Every line below that holds the word "Morrison" must be listed.

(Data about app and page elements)
== Segment start ==
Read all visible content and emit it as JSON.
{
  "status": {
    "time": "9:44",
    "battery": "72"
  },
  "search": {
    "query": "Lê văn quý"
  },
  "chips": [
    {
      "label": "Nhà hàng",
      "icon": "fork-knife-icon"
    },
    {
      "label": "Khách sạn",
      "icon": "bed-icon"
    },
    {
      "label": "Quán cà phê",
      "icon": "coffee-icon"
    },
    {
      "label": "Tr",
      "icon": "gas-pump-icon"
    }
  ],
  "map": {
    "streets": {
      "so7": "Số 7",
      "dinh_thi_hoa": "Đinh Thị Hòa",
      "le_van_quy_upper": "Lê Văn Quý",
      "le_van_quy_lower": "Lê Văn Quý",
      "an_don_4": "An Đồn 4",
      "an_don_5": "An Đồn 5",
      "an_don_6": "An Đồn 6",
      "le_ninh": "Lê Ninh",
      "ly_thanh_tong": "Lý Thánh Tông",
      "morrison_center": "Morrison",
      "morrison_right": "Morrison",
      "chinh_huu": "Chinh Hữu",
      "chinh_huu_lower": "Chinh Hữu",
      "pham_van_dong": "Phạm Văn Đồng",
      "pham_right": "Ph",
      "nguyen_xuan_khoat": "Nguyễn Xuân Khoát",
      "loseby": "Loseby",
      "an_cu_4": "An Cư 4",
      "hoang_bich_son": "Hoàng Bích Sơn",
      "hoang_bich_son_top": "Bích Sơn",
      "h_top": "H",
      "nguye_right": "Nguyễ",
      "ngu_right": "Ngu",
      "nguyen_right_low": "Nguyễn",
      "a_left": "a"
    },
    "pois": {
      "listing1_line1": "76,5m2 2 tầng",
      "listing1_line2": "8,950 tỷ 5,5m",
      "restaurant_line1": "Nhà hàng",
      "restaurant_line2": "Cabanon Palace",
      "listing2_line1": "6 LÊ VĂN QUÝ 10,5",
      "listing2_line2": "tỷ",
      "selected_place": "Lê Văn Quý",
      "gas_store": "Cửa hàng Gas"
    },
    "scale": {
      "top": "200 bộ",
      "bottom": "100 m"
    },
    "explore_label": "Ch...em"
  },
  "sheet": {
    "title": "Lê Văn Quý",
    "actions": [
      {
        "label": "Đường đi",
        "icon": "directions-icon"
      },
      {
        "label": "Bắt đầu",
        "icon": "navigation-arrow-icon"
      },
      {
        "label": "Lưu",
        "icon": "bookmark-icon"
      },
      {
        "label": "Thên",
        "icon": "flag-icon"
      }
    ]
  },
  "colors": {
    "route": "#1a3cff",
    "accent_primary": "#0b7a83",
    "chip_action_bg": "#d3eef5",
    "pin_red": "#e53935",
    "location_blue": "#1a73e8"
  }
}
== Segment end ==
## Response below
      "morrison_center": "Morrison",
      "morrison_right": "Morrison",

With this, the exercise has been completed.